- [RECORDS FOR THE TASK]
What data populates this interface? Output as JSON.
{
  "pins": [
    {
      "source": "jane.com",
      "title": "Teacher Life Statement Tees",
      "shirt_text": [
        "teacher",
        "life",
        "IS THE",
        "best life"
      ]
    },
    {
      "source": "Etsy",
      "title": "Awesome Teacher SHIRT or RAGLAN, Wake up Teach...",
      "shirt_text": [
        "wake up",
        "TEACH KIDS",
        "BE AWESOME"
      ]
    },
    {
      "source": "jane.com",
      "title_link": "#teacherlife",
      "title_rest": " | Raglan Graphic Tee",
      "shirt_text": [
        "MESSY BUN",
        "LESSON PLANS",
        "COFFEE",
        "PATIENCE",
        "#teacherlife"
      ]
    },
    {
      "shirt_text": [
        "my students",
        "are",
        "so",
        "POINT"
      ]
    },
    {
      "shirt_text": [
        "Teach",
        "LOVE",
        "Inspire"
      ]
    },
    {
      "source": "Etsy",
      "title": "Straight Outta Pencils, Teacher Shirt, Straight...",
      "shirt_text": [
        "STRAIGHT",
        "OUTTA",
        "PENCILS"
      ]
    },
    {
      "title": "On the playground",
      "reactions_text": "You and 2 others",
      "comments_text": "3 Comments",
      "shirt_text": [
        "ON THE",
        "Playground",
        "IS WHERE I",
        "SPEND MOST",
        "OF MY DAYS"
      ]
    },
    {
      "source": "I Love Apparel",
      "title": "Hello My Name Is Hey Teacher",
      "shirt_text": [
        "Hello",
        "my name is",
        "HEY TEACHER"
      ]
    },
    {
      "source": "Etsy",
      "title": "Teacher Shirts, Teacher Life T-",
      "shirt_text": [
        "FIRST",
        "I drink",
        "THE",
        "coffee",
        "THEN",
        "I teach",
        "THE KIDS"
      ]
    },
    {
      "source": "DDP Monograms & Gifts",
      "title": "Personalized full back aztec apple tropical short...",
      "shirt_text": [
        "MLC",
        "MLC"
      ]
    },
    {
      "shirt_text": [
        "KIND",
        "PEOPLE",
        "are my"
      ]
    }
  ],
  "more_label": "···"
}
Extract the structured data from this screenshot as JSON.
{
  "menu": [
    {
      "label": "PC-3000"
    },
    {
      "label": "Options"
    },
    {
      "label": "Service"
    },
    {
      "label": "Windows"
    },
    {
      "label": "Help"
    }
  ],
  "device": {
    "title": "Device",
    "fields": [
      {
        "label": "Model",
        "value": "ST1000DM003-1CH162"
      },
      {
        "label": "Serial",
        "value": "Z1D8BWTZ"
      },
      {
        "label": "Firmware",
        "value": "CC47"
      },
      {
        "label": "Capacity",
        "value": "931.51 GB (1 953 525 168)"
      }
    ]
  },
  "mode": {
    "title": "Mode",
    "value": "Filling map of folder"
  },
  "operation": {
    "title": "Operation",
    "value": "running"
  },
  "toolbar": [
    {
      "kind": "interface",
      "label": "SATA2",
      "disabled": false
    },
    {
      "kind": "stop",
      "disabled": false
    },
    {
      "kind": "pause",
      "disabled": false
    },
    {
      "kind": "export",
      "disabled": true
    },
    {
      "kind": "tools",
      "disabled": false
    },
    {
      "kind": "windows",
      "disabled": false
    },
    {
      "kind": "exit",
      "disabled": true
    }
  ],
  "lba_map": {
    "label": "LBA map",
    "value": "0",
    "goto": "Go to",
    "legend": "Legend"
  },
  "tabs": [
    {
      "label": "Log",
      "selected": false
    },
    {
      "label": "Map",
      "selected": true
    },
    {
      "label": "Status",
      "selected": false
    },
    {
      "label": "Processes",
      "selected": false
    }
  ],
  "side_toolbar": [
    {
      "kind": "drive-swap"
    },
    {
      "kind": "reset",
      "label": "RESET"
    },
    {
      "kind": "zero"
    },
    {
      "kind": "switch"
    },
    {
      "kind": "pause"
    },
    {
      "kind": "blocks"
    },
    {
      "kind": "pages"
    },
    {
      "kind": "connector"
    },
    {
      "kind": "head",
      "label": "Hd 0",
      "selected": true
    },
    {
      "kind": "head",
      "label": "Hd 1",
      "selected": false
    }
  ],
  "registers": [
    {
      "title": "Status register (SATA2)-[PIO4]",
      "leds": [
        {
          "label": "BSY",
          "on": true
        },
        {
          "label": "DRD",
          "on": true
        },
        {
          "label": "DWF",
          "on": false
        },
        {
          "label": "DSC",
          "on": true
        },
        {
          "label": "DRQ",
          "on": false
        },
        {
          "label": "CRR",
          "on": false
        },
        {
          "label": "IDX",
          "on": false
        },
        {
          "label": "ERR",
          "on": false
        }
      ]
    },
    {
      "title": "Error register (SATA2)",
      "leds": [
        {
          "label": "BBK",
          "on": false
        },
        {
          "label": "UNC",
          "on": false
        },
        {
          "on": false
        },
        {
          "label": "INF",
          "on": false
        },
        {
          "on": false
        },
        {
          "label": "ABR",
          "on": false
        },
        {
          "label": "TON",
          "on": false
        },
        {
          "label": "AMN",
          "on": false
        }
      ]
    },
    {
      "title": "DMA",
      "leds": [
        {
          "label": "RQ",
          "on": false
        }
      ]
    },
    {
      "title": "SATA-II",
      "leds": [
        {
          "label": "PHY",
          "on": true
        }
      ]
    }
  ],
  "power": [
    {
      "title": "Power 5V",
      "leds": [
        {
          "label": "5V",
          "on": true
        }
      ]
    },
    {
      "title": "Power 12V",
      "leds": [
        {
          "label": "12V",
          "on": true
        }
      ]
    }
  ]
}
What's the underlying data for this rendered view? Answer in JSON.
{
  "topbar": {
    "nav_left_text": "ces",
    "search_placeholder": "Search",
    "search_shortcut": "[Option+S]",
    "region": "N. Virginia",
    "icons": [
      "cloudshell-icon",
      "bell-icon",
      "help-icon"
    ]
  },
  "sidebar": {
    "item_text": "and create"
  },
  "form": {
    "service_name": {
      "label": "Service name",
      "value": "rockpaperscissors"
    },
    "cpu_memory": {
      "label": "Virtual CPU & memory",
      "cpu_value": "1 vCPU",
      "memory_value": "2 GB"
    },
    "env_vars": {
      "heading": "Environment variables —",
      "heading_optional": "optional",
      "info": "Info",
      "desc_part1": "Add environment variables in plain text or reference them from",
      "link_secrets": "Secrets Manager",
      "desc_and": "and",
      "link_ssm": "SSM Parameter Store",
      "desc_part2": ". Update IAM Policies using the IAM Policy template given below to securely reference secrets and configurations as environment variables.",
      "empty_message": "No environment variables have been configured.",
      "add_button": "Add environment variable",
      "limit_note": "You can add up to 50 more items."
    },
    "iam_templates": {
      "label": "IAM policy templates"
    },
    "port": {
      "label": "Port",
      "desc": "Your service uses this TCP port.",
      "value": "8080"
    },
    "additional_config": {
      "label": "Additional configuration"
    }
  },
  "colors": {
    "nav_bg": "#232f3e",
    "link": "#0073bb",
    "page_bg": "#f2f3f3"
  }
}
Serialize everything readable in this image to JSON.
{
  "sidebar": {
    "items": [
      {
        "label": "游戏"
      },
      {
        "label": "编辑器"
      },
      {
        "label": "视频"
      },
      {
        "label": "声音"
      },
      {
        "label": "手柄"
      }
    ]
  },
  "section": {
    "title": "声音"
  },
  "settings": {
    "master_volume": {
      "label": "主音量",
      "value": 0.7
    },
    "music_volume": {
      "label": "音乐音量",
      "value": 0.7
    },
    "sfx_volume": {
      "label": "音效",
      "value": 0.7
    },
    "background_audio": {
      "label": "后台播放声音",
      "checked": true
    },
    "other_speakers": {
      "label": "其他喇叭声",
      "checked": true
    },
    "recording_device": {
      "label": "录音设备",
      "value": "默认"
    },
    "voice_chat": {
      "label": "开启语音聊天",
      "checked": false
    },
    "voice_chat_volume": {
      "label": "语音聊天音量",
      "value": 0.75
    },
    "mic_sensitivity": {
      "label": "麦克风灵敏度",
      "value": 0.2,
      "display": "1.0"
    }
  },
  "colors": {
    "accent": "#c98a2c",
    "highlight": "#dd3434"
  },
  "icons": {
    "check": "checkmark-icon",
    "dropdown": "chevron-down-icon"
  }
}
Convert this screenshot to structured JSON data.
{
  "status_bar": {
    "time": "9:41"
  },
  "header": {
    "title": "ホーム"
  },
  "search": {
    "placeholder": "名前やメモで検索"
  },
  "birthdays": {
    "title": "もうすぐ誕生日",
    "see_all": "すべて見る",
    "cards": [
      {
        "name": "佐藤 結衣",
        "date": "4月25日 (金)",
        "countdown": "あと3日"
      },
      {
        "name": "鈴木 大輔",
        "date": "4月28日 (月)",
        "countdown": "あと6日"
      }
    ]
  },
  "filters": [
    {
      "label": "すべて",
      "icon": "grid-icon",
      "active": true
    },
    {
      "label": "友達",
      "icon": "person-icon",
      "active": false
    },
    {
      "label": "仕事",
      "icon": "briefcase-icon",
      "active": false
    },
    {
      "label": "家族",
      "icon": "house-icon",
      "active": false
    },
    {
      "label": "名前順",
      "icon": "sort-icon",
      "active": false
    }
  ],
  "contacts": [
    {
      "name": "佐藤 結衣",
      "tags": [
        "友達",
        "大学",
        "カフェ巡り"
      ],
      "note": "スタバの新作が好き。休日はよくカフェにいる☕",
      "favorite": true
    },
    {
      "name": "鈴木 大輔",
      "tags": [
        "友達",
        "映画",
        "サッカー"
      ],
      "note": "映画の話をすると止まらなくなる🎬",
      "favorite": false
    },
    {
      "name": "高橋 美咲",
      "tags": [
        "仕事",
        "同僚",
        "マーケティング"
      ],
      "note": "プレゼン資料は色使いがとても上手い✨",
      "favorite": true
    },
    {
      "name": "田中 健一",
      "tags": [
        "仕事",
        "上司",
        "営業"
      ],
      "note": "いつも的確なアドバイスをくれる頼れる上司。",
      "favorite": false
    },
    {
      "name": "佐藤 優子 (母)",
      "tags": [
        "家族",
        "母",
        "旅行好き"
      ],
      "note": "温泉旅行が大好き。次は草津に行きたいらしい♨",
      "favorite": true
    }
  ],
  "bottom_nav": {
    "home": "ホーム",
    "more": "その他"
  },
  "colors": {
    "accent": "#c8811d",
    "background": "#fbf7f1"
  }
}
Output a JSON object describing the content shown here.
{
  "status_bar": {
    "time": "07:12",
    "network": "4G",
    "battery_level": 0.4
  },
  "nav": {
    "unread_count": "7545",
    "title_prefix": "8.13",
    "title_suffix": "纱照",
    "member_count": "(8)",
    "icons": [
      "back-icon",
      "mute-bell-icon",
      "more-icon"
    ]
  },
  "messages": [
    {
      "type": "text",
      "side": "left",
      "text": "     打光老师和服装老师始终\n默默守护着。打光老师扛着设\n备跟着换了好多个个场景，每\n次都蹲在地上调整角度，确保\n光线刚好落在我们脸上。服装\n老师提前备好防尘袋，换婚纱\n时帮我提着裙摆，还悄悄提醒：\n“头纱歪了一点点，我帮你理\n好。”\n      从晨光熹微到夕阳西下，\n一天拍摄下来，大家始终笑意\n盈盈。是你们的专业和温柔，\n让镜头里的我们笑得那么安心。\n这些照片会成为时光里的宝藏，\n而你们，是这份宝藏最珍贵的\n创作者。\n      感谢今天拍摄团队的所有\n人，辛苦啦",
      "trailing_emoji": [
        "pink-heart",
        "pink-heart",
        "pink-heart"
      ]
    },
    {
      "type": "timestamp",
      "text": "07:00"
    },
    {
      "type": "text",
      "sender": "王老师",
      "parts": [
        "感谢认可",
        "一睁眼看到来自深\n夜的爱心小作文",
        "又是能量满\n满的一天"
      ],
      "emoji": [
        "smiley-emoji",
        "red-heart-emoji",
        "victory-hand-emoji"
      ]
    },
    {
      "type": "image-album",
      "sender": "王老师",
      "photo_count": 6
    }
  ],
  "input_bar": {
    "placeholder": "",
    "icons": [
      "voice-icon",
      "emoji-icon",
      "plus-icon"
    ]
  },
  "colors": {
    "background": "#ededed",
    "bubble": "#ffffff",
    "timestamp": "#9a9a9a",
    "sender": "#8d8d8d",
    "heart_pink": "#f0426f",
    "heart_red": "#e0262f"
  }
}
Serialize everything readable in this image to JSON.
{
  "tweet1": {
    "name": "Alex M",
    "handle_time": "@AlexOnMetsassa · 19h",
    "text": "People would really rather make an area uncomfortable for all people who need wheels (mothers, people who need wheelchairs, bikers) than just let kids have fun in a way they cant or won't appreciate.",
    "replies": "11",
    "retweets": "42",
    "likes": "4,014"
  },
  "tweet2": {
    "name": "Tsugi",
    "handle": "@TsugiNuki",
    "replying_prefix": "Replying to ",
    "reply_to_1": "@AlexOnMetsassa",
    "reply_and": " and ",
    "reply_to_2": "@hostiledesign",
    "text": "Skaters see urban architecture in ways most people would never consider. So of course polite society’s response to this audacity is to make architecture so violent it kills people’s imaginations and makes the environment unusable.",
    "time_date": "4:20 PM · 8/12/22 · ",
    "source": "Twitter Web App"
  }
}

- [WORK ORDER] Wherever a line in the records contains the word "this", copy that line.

- [RESULT OF THE EXERCISE]
What data populates this interface? Output as JSON.
Extract the structured data from this screenshot as JSON.
What's the underlying data for this rendered view? Answer in JSON.
      "desc": "Your service uses this TCP port.",
Serialize everything readable in this image to JSON.
Convert this screenshot to structured JSON data.
Serialize everything readable in this image to JSON.
    "text": "Skaters see urban architecture in ways most people would never consider. So of course polite society’s response to this audacity is to make architecture so violent it kills people’s imaginations and makes the environment unusable.",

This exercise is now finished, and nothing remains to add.